A DIY haircut is hard enough for those of us with long, thick, straight, healthy hair. If your hair is curly, short, or especially textured, mistakes will be easier to spot, so the buzz words for this is “use caution”.

Start small:

Have you ever used a magnifying mirror to tweeze your eyebrows, only to step back and realize you’ve gone too far? Then please note the same principle applies to your hair. You can always take off more, but once gone it can only be replaced by growth.

Avoid horizontal lines: 

This may look badass but it is not as easy as it sounds. Hairstylists rain for years to perfect their technique, so keep that in mind if you are thinking of going for a look you love but have no experience in achieving, snip away just a little bit at a time.

This is important if you’re working on bangs. Horizontal lines are sometimes necessary for removing length but snipping vertically keeps your hair from becoming too blunt—a tell-tale sign of at-home haircuts.

If you’ve cut horizontally, make sure to follow it up with vertical snips to thin out the ends and make the cut look more natural. If you aren’t feeling dextrous enough to cut vertically, try holding your scissors diagonally.

How to Trim Your Hair

Be conservative.

As this is your first time trimming your hair, don’t try for a total restyle, save that for when the salons are open again. The lockdown desperate cut is all about trimming away what is getting in the way, so keep that in mind.

Wash and condition your hair.

Let your hair completely dry as hair shrinks as it dries. This will help you to avoid trimming too much hair. Give your hair a good brush making sure it is tangle-free.

Make sure you have your shears or clippers and a comb on hand. Use clips to help section your hair into manageable segments.

Drape an old towel) over your shoulders.

Follow the advice below that best applies to your hair.

For Long Hair

Divide your hair and clip it into sections.

Bring one section forward at a time and determine how much you want to take off.

Try only trimming a quarter of an inch to half an inch. (Cut a little less than you think you should.)

Trim off the length and then snip the ends to add texture and blend everything out. Watch this video for more in-depth instructions.

For Short Hair

Short hair is one instance where having damp locks may help you out.

Try if possible, to have someone else do the job for you.

Just remember that less is more.

If you’re using scissors, have them start at the sides and work around your head.

They can use a comb to help guide the shears and determine where to cut.

Be extra careful when trimming around the ears. This video is a good tutorial for a classic short cut using shears.

If you’re using clippers, this is a good basic tutorial.

To cut your own short hair, try this video tutorial, and consider purchasing a special self-haircut kit to make the process a little easier.

For Curly Hair

The type of trim you’ll want depends on your curl type (check your curl type here).

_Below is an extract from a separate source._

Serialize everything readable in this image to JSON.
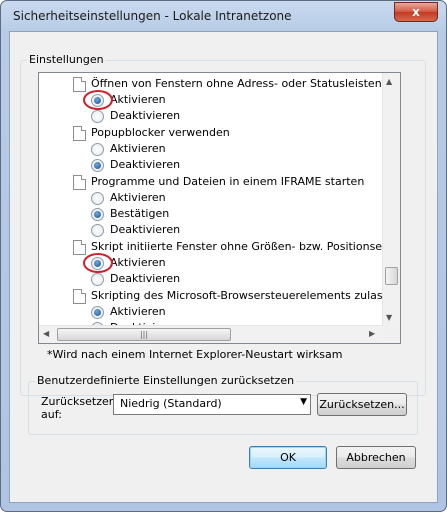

For looser 2A to 3B curls, you can probably follow this tutorial, where you work with dry hair and trim curl by curl at an angle to ensure voluminous results.

For tighter curl types ranging from 3C to 4C, your approach might be different; try sectioning your hair, gently detangling, and using firm pressure to keep your hair from moving too much as you trim.

This tutorial and this tutorial are both great options for highly textured hair.

Depending on your curl pattern and your hair shape, you may want to find a video more tailored to your desired end result.

Remember that curly hair has a mind of its own, so be patient and work in small sections.

For Kids’ Hair

If you can get kids to stay still, a haircut isn’t too hard.

For goodness sake avoid the pudding bowl look that our earlier generations had to suffer!

This is a good guide for blending short haircuts and dealing with cowlicks, and here’s a tutorial for classic shaggy toddler haircuts.

For Bangs

If you already have them, and they’re getting too long, this is a great tutorial for trimming bangs.

If you don’t already have bangs, then leave bangs to the professionals.

They’re extremely tricky to get right, and a botched fringe takes forever to grow out.

Instead, consider purchasing some clip-ins.

Good luck and when you next visit the salon be prepared for your stylist to sigh and give you a look of oh boy I’ve got work to do.